Extracted records Start Marker

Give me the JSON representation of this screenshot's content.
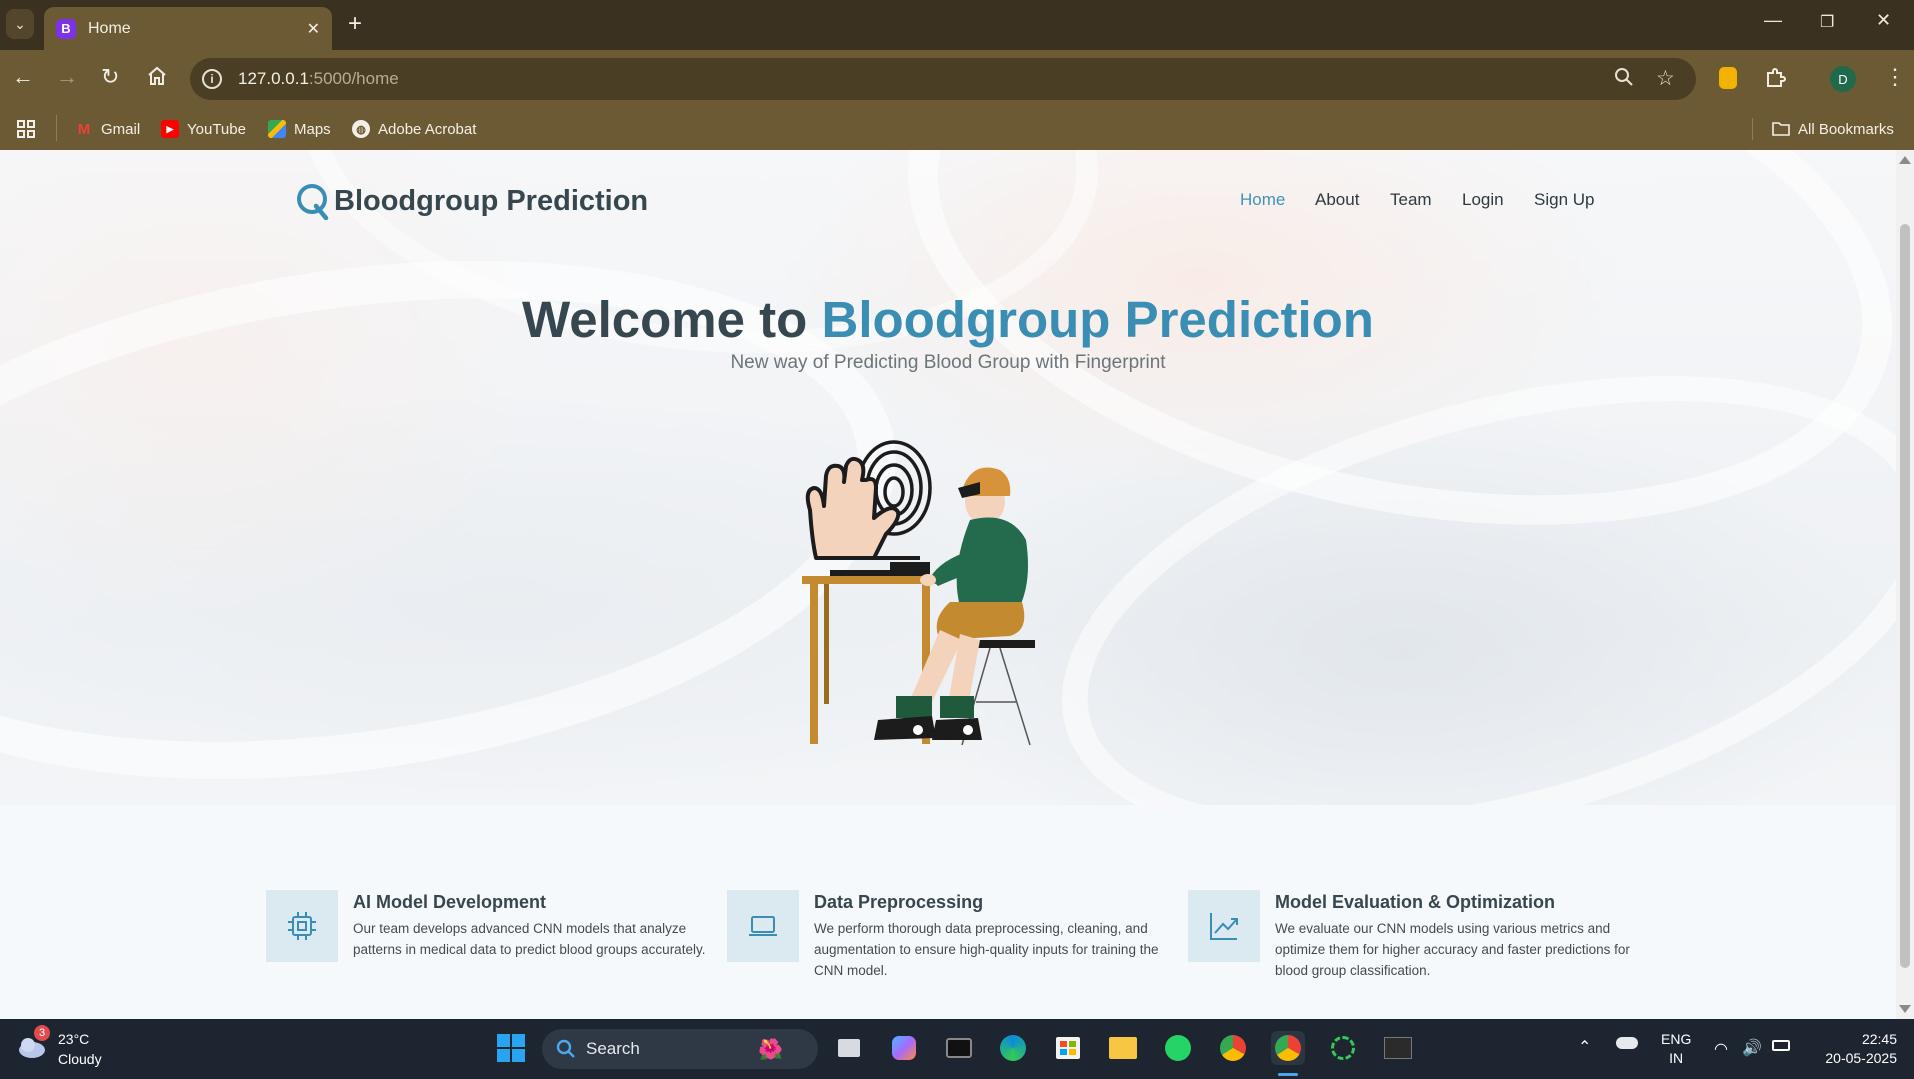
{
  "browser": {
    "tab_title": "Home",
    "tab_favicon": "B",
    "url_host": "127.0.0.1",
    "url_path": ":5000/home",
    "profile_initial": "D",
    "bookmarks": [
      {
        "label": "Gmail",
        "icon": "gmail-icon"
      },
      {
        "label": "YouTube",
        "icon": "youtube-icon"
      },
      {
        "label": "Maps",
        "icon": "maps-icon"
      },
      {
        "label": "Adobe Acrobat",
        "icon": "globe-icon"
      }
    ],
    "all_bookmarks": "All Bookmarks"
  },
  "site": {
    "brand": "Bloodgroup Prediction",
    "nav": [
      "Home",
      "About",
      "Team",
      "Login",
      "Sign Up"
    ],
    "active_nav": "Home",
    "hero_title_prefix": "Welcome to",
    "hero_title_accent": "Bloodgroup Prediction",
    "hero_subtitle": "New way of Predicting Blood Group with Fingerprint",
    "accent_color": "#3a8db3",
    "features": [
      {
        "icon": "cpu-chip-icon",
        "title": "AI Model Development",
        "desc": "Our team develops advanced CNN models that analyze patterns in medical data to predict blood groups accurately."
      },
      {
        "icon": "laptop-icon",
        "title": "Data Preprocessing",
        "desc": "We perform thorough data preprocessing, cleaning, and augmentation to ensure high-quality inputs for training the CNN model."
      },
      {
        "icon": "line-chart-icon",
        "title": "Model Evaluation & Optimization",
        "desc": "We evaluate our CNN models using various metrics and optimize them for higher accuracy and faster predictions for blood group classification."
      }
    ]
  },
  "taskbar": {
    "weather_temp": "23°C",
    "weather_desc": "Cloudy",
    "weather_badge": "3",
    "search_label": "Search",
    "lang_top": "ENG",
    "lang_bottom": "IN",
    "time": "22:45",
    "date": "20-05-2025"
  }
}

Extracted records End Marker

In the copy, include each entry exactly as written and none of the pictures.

Exercise output:
Give me the JSON representation of this screenshot's content.
{
  "browser": {
    "tab_title": "Home",
    "tab_favicon": "B",
    "url_host": "127.0.0.1",
    "url_path": ":5000/home",
    "profile_initial": "D",
    "bookmarks": [
      {
        "label": "Gmail",
        "icon": "gmail-icon"
      },
      {
        "label": "YouTube",
        "icon": "youtube-icon"
      },
      {
        "label": "Maps",
        "icon": "maps-icon"
      },
      {
        "label": "Adobe Acrobat",
        "icon": "globe-icon"
      }
    ],
    "all_bookmarks": "All Bookmarks"
  },
  "site": {
    "brand": "Bloodgroup Prediction",
    "nav": [
      "Home",
      "About",
      "Team",
      "Login",
      "Sign Up"
    ],
    "active_nav": "Home",
    "hero_title_prefix": "Welcome to",
    "hero_title_accent": "Bloodgroup Prediction",
    "hero_subtitle": "New way of Predicting Blood Group with Fingerprint",
    "accent_color": "#3a8db3",
    "features": [
      {
        "icon": "cpu-chip-icon",
        "title": "AI Model Development",
        "desc": "Our team develops advanced CNN models that analyze patterns in medical data to predict blood groups accurately."
      },
      {
        "icon": "laptop-icon",
        "title": "Data Preprocessing",
        "desc": "We perform thorough data preprocessing, cleaning, and augmentation to ensure high-quality inputs for training the CNN model."
      },
      {
        "icon": "line-chart-icon",
        "title": "Model Evaluation & Optimization",
        "desc": "We evaluate our CNN models using various metrics and optimize them for higher accuracy and faster predictions for blood group classification."
      }
    ]
  },
  "taskbar": {
    "weather_temp": "23°C",
    "weather_desc": "Cloudy",
    "weather_badge": "3",
    "search_label": "Search",
    "lang_top": "ENG",
    "lang_bottom": "IN",
    "time": "22:45",
    "date": "20-05-2025"
  }
}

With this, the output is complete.